I'm still letting the decision mapping ideas sink in so I'll comment on that in another post. What intrigued me most was the Separation Value rankings and the practicing plans. Which shots were most important I knew a little from Broadie's work, but LSW distills it down simply. I also used a stat similar to nGIR before reading LSW, I called it close enough to the green in regulation - I always thought it was important. Another one I "made" myself up was up-and across and down. Basically an up and down + 1. LSW confirmed again that this was important.
I'd say 1/3 to 1/2 of this book is a distillation of what I've been reading and learning from TST and lessons from Golf Evolution instructional wise - it took me years to absorb that info. Some schmuck just getting into golf wanting to get serious will pickup this book and get up to speed to where I am in a day potentially. Okay, maybe not a day, but way, way faster than I did. That's huge, a big jump over a steep learning curve.
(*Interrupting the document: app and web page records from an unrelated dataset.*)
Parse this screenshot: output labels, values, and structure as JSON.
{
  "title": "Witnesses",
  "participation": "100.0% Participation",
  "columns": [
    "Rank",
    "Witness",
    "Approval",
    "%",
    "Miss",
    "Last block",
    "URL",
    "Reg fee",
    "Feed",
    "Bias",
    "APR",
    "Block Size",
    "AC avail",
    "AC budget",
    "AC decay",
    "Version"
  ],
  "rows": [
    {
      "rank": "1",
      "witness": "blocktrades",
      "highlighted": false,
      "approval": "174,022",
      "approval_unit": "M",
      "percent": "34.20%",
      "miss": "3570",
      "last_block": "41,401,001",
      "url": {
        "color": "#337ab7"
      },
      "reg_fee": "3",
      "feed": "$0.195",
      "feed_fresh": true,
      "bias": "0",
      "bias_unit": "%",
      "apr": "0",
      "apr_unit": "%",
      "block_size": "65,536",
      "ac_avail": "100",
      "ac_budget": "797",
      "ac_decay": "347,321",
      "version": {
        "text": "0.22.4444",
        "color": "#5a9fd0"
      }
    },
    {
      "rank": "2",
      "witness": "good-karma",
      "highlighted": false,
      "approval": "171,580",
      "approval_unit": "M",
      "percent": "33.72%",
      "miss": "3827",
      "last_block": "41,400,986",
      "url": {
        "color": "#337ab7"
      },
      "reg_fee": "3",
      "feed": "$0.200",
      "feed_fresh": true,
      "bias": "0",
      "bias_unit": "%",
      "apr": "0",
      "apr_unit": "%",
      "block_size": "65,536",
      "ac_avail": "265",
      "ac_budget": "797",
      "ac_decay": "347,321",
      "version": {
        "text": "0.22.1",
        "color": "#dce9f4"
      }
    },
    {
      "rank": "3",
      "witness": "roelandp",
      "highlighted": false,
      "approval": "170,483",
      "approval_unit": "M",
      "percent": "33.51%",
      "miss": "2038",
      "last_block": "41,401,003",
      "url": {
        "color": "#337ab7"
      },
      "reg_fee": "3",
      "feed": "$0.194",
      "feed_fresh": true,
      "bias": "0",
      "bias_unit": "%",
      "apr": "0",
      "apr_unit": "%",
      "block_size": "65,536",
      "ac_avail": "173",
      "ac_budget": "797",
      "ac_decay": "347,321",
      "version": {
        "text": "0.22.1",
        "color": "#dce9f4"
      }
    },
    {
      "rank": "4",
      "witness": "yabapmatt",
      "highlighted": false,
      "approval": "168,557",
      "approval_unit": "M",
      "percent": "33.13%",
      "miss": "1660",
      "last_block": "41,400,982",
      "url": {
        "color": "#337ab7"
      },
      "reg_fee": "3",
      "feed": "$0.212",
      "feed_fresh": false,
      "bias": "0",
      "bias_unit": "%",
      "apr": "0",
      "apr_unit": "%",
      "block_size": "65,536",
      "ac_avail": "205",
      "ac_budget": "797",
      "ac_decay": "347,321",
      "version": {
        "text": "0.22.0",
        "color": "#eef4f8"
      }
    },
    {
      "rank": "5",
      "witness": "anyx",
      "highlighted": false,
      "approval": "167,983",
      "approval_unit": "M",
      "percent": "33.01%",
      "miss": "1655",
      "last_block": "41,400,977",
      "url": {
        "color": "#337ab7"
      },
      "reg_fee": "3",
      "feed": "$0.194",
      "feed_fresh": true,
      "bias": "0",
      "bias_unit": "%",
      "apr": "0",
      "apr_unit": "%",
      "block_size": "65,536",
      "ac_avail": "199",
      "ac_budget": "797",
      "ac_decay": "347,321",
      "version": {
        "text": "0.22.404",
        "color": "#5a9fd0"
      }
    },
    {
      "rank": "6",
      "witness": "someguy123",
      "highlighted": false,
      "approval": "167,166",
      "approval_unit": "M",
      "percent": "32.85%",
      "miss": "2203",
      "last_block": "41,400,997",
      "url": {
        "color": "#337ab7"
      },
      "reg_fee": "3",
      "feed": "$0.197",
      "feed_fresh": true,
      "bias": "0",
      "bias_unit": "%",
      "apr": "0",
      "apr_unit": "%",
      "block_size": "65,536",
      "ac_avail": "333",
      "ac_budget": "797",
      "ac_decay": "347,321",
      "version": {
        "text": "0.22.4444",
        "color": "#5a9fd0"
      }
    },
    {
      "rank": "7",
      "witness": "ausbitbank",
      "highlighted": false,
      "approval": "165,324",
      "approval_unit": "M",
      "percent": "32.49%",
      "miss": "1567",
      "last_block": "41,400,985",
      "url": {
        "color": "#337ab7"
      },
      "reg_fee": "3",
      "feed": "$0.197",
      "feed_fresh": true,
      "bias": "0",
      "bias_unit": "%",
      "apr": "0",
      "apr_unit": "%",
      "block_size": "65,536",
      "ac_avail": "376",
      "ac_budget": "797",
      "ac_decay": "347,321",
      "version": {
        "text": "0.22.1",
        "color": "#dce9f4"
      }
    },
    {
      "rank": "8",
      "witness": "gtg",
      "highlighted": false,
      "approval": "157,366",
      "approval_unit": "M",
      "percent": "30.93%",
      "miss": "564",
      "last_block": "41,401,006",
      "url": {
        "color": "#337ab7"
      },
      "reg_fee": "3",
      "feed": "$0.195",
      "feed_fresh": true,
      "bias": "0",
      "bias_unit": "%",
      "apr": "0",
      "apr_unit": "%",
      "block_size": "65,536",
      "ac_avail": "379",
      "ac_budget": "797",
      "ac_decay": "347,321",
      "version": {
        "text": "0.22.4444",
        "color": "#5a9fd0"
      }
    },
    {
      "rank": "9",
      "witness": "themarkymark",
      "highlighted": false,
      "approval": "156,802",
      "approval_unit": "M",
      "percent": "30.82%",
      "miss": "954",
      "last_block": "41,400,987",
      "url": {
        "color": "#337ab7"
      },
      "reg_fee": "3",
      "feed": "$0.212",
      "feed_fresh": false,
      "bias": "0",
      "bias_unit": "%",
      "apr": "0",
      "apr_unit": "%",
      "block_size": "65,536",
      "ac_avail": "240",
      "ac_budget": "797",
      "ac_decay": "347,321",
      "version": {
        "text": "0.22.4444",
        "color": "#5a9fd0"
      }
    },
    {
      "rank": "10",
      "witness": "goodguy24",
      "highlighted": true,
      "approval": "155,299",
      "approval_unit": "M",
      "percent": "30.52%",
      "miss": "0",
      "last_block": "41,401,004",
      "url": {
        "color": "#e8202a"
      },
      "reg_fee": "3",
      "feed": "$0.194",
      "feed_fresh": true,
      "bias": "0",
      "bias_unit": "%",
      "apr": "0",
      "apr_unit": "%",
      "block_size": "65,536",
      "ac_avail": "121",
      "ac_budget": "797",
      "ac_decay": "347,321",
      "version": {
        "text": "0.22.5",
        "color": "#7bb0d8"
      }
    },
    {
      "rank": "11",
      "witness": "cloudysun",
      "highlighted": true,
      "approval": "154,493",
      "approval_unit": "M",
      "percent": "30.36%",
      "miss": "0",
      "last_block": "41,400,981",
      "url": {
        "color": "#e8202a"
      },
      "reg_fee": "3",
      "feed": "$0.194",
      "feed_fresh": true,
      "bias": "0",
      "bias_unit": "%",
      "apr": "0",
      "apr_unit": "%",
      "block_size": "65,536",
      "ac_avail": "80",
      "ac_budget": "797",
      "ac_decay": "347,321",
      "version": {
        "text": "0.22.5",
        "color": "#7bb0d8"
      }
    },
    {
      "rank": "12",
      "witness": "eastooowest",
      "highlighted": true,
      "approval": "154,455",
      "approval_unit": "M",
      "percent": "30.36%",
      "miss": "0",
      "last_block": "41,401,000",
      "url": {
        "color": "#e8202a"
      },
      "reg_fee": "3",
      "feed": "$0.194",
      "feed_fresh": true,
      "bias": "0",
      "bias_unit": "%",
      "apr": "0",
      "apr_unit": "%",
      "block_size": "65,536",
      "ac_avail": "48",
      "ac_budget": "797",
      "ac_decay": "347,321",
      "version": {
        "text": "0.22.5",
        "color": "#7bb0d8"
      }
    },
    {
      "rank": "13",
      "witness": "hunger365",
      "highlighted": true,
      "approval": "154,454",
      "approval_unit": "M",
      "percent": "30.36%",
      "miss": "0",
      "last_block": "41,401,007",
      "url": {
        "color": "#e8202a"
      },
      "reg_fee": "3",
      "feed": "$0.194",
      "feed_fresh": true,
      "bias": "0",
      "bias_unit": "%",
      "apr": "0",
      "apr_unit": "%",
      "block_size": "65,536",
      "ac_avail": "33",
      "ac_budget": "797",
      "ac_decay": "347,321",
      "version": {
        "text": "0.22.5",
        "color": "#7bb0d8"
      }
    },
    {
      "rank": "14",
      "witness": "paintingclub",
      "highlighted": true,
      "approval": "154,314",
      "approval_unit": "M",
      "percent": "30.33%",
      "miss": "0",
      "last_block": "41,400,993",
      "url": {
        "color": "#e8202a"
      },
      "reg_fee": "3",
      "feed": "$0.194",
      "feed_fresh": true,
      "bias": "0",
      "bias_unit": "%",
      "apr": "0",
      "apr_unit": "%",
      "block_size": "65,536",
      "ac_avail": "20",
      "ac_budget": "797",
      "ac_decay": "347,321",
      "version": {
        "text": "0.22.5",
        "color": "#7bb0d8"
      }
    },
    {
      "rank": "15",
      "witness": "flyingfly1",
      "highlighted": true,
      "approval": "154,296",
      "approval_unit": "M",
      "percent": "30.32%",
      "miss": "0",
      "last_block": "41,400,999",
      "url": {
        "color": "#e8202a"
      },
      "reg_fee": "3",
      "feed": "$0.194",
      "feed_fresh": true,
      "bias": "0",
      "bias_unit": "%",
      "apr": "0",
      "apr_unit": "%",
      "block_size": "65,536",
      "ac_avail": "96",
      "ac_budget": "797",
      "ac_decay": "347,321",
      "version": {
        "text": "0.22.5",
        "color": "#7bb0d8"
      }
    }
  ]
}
Interspersed throughout the book are common "truisms" that are dispelled - about trees, green reading, pro quotes, putting, etc... Plus I love that there are so many stats/numbers/data used to back up ideas. Part of the blurb on the book should read - and how we'll dispel all those silly "nuggets of wisdom" going around.
If I had some nitpicks to pick, I'd wish for an index. It's a short, but dense book though so you don't have to flip that much looking for something. For practicing, it would love for a section detailing how to practice using video/mirrors. Also the parts where wind is talked about. Not sure what a 5% wind is - I guess 5% wind into is 5 yards off your 100yd club for example. Why 5% and not 5mph? And maybe a little more detail about where to get and how to use online weather forecast wind direction. Perhaps talk about online lessons in the instructor section? Another thing is one of the diagrams referred to is not on the member site yet - I think it was something about Aoa.
I see two demographics this book especially satisfies - for someone looking to build a roadmap when getting serious about golf and for someone wanting more from Every Shot Counts - how to use stats without having to know and read about regression analysis to know what to practice and how plot your way around a course.
And like the blurb or something I read somewhere said - there is no book on the market like this - that's true.